"SMITHSONlAN~'lNSTITUTION^NOIiniliSNl"^NV!NOSHilWS S3iavaan LIBRARIES SMITHSONIAN INSTITUTION 





•DC 
(rt — = « — — w \ £ c^ — f 

NoiifiiiisNi NViNosHiiws S3iavyan libraries Smithsonian institution NoiiniiiSNi nvinoshiiws 

w z w z ..-. to Z ,-i- W H 

2 • W Z W * Z CO '•■ Z W 

_LIBRARIES SMITHSONIAN _ INSTITUTION NOIiniilSNI_NVINOSHilWS S3 I avy 8 n_ LI B RAR I ES SMITHSONIAN 





^N0liniliSNl"'NVIN0SHilWS^S3 I d Vy a n~'LI B RAR I ES^SMITHSONIAN^INSTITUTION NOIiniliSNI^NVINOSHims 






m 

"libraries SMITHSONIAN~INSTITUTION'^NOIiniliSNI~NVINOSHilWS S3iavaan'-IBRARI ES SMITHSONIAN 
z V w ^ ^ 2:\ w z ^>ta.^'* ^ - — - ^ 

'^NOIinillSNI NVIN0SHilWs'^S3iyvyan^LIBRARIEs'^SMITHS0NIAN INSTITUTION NOIinillSNI_NVmOSHilWS 

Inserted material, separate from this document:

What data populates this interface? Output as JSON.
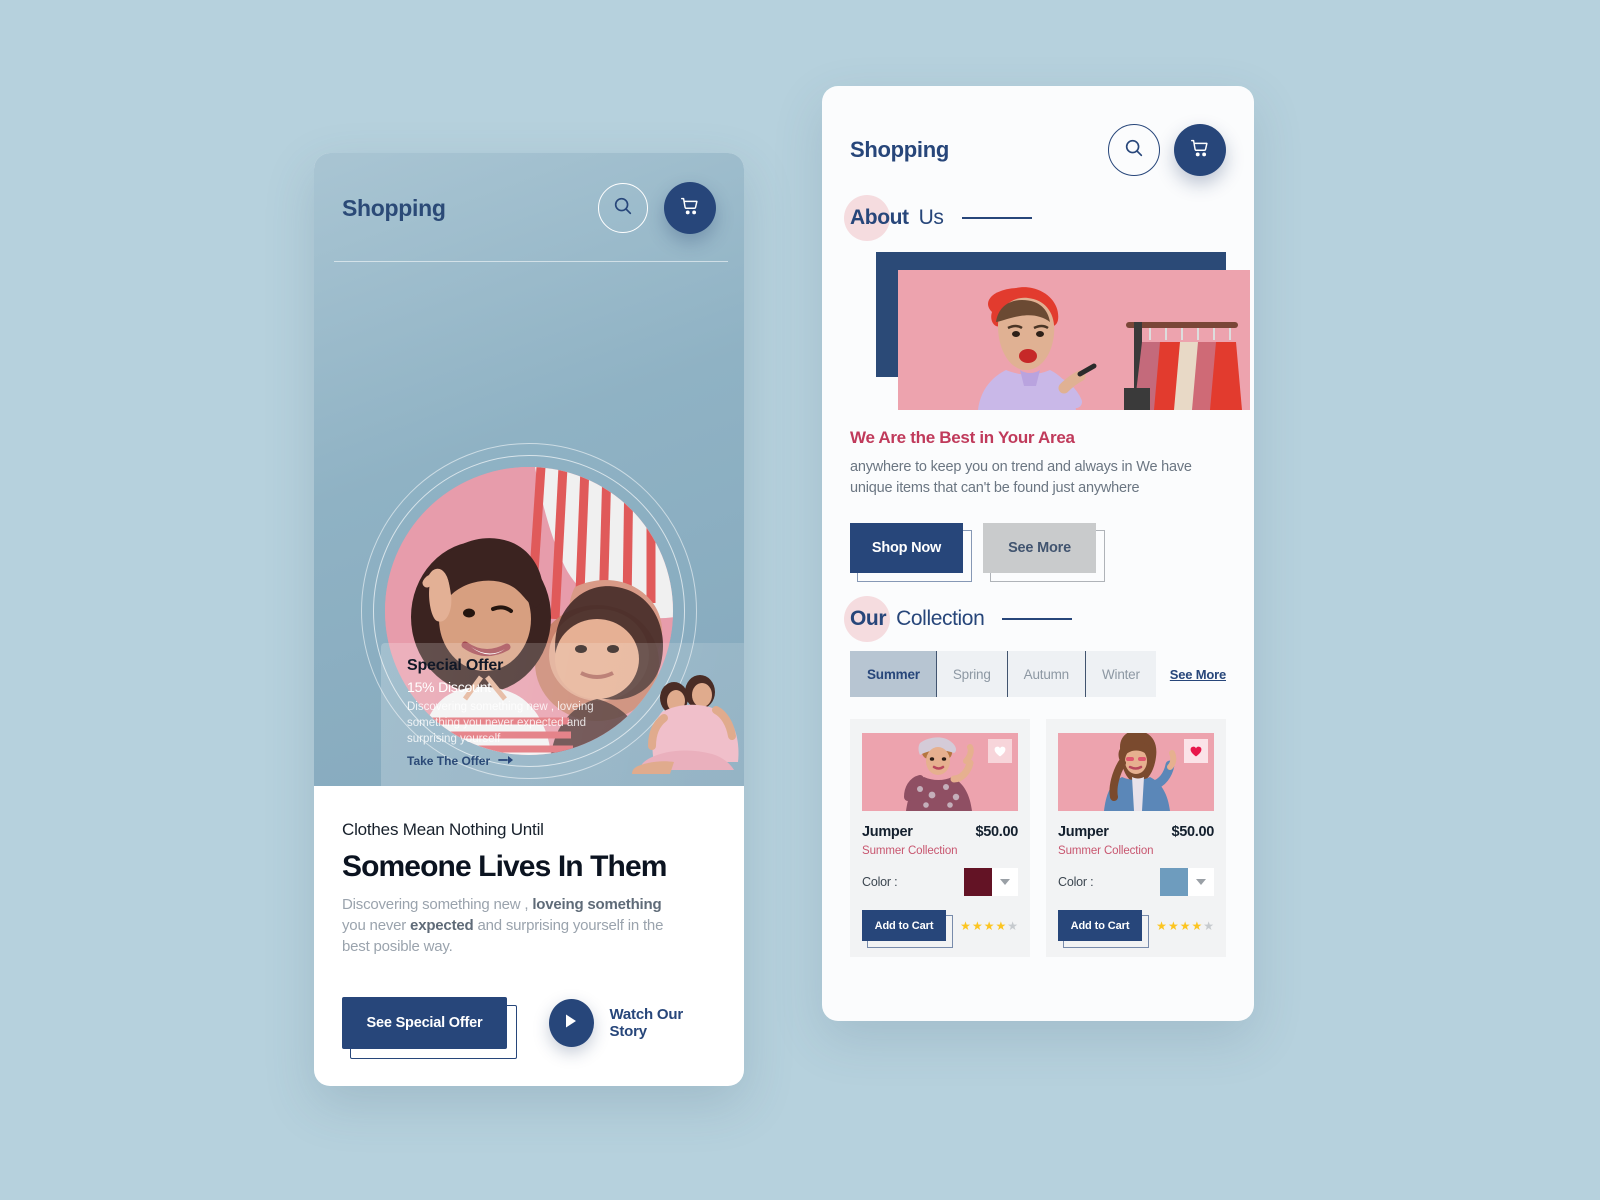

w =; w 2 - '^ ^ "^ 

(/) 

H 

O XtVAios^jCJ/ ^ 
I -^ -J Z _1 Z -J — - 

LIBRARIES SMITHSONIAN INSTITUTION NOIinillSNI NVINOSHimS S3iavyan LIBRARIES SMITHSONIAN 
z d^ •" ^ ^ ^ ■" 

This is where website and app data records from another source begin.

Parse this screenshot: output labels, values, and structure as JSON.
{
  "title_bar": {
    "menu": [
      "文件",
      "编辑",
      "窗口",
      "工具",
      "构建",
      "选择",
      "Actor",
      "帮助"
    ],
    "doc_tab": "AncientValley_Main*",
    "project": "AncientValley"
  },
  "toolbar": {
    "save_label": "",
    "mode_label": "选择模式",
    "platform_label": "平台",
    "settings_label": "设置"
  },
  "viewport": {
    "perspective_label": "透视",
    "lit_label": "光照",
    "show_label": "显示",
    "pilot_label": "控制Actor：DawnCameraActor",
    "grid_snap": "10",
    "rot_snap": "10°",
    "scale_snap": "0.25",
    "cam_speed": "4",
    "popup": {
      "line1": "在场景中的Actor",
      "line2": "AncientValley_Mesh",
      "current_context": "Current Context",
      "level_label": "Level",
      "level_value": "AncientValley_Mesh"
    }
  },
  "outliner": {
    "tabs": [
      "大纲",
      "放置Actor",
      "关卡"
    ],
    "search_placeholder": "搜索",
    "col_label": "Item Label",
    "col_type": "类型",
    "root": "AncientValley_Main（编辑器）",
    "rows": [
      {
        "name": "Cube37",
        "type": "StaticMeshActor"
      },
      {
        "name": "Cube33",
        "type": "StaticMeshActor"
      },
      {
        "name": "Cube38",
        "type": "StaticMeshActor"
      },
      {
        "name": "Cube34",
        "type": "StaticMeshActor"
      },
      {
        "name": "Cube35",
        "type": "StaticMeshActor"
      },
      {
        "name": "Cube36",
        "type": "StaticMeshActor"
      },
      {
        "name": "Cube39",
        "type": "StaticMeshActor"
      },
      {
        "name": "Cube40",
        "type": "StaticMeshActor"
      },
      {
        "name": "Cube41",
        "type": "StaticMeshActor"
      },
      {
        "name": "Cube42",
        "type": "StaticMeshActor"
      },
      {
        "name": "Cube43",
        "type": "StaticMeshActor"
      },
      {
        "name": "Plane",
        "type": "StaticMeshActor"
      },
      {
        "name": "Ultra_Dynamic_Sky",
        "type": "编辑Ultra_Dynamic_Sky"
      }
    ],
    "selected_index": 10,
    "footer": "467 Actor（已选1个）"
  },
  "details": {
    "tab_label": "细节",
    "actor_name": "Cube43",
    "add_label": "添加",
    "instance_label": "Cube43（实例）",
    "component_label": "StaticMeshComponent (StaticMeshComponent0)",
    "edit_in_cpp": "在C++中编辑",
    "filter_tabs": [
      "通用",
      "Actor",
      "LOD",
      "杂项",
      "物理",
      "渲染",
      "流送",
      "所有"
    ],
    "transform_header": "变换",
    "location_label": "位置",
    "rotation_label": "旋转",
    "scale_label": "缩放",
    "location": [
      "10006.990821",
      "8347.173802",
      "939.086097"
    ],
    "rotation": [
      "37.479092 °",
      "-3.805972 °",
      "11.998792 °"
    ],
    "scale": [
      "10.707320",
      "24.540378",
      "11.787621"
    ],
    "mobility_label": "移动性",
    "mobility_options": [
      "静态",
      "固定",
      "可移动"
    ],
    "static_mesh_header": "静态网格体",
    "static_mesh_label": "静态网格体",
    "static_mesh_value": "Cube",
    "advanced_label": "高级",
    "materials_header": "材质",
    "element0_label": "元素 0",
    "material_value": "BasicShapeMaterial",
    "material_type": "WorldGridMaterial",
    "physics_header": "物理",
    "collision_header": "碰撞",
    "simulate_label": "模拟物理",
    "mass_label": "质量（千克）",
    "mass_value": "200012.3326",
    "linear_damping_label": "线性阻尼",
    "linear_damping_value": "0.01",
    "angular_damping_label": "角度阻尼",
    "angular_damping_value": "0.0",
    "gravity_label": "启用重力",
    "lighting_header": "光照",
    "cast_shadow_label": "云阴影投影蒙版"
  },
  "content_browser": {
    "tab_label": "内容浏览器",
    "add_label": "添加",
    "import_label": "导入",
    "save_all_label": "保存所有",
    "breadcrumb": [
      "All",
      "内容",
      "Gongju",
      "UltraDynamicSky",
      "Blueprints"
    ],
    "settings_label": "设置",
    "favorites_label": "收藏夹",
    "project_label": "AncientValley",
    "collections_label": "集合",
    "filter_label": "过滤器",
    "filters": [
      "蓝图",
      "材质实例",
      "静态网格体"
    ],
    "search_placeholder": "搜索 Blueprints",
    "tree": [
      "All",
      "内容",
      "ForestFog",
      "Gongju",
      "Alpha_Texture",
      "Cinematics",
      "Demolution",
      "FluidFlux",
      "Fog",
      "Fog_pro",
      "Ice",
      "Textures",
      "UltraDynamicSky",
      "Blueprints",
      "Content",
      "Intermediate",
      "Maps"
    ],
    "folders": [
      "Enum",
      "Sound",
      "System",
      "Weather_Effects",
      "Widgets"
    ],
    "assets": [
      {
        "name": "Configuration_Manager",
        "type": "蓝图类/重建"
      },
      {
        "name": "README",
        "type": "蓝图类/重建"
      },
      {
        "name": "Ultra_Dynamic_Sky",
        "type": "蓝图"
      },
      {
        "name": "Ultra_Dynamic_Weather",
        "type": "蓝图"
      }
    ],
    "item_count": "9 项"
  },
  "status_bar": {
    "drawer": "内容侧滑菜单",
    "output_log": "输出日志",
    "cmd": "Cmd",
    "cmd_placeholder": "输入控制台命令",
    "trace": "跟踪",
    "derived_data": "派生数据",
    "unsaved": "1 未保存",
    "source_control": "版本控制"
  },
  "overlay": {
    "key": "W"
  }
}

CD 
TO 

> 

w 2 — CO \ ? w — ^ 

iMoiiniiiSNi NViNosHiiws S3iavaan libraries Smithsonian institution NoiiniiiSNi nvinoshiiws 

w z v> z ... w z ^>- t" z ^ t 

I ^ "m jf^ o /f^ ^^\ I . 2^ ;^^ o ^^Mj Xx ^ /?2? '%x\ o «jX ' ■' "^ ^"^ ^ '"^ "* -^ 







I 

? T«<k w 2 OT * Z (rt *■ Z </i 

RIES SMITHSONIAN INSTITUTION NOIiniliSNI NVINOSHimS S3iavyan libraries SMITHSONIAN 
ir> = <n — , . to 5 <« ■ 



.«9^ 



_j r-^'ln^x — 



/..,. 



^ ^ -v^^^ 






/^*i